For the flight deck crew, still uninformed officially, "the only difference between" the actual attack and "what we do every day is what comes back under the wings" of the aircraft, where the missiles are mounted, said a senior deck crew member. When the first group of bombers came back empty, he said, a cheer went up on deck. "I've been in the Navy for 15 years," said the crew member, "and it was the high point of my career.
"Our desire from the start was that we were not going to permit them to attack our forces. They committed a hostile act. One of my major responsibilities is to protect the American kids that operate these ships and fly these airplanes."
That afternoon, two Libyan ships also were hit by A6s and A7s armed with Harpoon air-to-surface missiles and Rockeye cluster bombs. Meanwhile, Kelso said, although there was no further launching from the SA5 site, "my evaluation is that it has probably been repaired" and is again operational.
Kelso referred to the attack on the site as a single engagement, although the Pentagon described two HARM missile firings separated by almost four hours.
Through Monday night, until 6:30 Tuesday morning, U.S. aircraft attacked three additional Libyan ships. Kelso said the ships were presumed to have a "hostile" intent. "They were closing on our forces, around our ships. They were closing to within their missile range, roughly between 40 and 50 miles."
Although the Pentagon reported that at least one, and perhaps two, of the Libyan ships had sunk, Kelso said only that two of the ships had been "severely damaged" and the rest were "being evaluated."
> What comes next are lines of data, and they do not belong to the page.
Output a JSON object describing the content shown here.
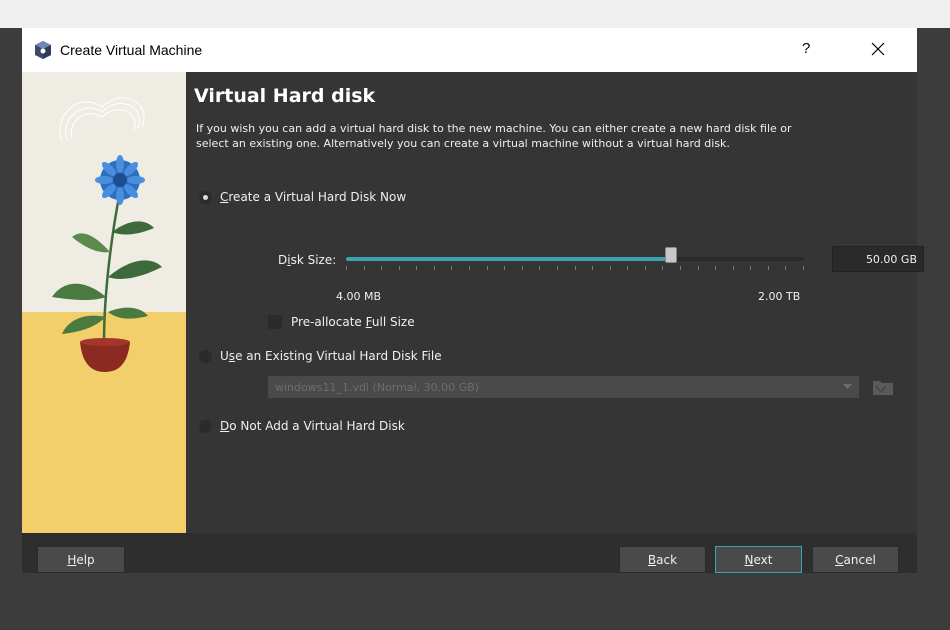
{
  "window": {
    "title": "Create Virtual Machine",
    "help_glyph": "?",
    "close_glyph": "×"
  },
  "page": {
    "heading": "Virtual Hard disk",
    "description": "If you wish you can add a virtual hard disk to the new machine. You can either create a new hard disk file or select an existing one. Alternatively you can create a virtual machine without a virtual hard disk."
  },
  "options": {
    "create_now": {
      "label_pre": "",
      "label_key": "C",
      "label_post": "reate a Virtual Hard Disk Now",
      "selected": true
    },
    "use_existing": {
      "label_pre": "U",
      "label_key": "s",
      "label_post": "e an Existing Virtual Hard Disk File",
      "selected": false
    },
    "do_not_add": {
      "label_pre": "",
      "label_key": "D",
      "label_post": "o Not Add a Virtual Hard Disk",
      "selected": false
    }
  },
  "disk_size": {
    "label_pre": "D",
    "label_key": "i",
    "label_post": "sk Size:",
    "value": "50.00 GB",
    "min_label": "4.00 MB",
    "max_label": "2.00 TB",
    "slider_fraction": 0.71
  },
  "preallocate": {
    "label_pre": "Pre-allocate ",
    "label_key": "F",
    "label_post": "ull Size",
    "checked": false
  },
  "existing_file": {
    "selected": "windows11_1.vdi (Normal, 30.00 GB)"
  },
  "buttons": {
    "help": {
      "key": "H",
      "rest": "elp"
    },
    "back": {
      "key": "B",
      "rest": "ack"
    },
    "next": {
      "key": "N",
      "rest": "ext"
    },
    "cancel": {
      "pre": "",
      "key": "C",
      "rest": "ancel"
    }
  },
  "colors": {
    "accent": "#3ba3b4",
    "dialog_bg": "#353535",
    "footer_bg": "#2e2e2e"
  }
}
Throughout the engagements, Kelso and the airmen said, U.S. aircraft and missiles performed without a hitch. "We haven't had an aircraft incident or aircraft accident," Kelso said. "It's a fantastic record, to put three carriers together and operate like that. Knock on wood, I hope it continues."
Flight crew members said they were particularly anxious to publicize what they said was the good performance of the HARM and Harpoon missiles. Deployed within the last several years, both were subjects of controversy in Washington because of high cost and questionable performance.
"The weapons we shot here are very expensive," said one airman. "But it is very clear to everybody that we have demonstrated without a doubt that they work."
One airman called it "regrettable that Libyans have been killed" as a result of "the actions of their government."
Numerous Saratoga crew members, who said they were isolated from news from home since the engagements, asked reporters how the American public had reacted to events of the last several days. All seemed eager for reassurance.
The airmen were asked what they wanted the American public to know about the action.
"America got shot at" by Libya, one said simply, "and that's wrong. And they paid the price."